Step forward the Hagfish, a truly terrifying creature – which burrows into rotting corpses to feed – and is working its way towards our shores.
It’s the latest hazard the nation will be living in fear of after warnings that deadly hornets and ticks are about to swarm Blighty.
“They reach a couple of foot long and feed on dead and rotting corpses”
Myles O’Reilly, Senior Specialist Scientist at SEPA
Once the Hagfish find a meal, they latch on with their feelers and bore straight into its flesh.
Swimmers are in for a summer of fear as the creepy eel-like fish reach peak size in July.

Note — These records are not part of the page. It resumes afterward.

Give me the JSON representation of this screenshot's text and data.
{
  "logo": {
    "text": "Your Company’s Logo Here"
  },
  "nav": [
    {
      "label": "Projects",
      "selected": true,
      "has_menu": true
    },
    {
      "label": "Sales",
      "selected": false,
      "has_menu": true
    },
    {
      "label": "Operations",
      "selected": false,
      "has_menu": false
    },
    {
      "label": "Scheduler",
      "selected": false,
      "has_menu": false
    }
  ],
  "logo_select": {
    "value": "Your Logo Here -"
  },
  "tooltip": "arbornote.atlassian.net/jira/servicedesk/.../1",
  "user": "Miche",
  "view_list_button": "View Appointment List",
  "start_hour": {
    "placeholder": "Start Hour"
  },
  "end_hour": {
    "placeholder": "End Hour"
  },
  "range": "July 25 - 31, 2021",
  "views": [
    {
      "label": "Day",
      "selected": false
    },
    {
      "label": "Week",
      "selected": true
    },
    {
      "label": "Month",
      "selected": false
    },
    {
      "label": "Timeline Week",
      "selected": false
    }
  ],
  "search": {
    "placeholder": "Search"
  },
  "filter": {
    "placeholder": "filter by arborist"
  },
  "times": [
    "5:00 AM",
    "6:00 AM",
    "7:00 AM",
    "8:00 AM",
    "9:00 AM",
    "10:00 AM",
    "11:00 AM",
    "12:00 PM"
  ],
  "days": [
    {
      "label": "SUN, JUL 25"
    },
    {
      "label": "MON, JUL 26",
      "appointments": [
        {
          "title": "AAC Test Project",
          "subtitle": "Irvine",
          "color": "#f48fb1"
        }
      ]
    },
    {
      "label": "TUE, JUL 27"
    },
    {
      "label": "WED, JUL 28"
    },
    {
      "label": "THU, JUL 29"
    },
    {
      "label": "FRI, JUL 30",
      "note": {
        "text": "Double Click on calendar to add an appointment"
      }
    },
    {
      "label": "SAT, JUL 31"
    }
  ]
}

And if cannibalism isn’t enough to send shivers down your spine – it’s able to SLIME its predators to death, according to scientist Myles O’Reilly.
The zombie fish reach “a couple of feet long and feed on dead and rotting corpses,” Mr O’Reilly said.
Not much is known about the creatures except that they existed BEFORE dinosaurs roamed the planet some 360 million years ago.
Scientists aren’t sure exactly how the critters have lay in hiding for so long – or even how they mate.
Their ancient lineage bears striking similarity to their equally terrifying comrade, the vampire fish – or lamprey.
Lampreys are also making a comeback in our waters – infiltrating rivers across the country.
The parasitic fish latch onto flesh using its disc-like mouth filled with teeth and suck out their blood before “rasping” their host so their skin bonds together.
Lamprey can reach up to one metre – and are at their largest this month as they migrate from the sea to our rivers to feed.
They received bad press in the US after petrified fishers and holidaymakers shared snaps of the bloodsuckers latching onto their limbs.
Smaller lamprey feeding in British rivers are not a safety risk, assured Mr O’Reilly, a senior scientist at the Scottish Environmental Health Agency.
But anyone who spots a Hagfish – which have already been spotted off the Scottish coast – should be warned as they are known to squirt out a stinking slime to suffocate predators.
Its goo is so potent scientists have been trying to study it for decades.
Many believe it could hold all sorts of useful purposes ranging from essential skin creams and bandages to the downright bizarre bungee jump cords.
The fish – which has no backbone – ties itself in a knot to avoid choking itself on its own sludge.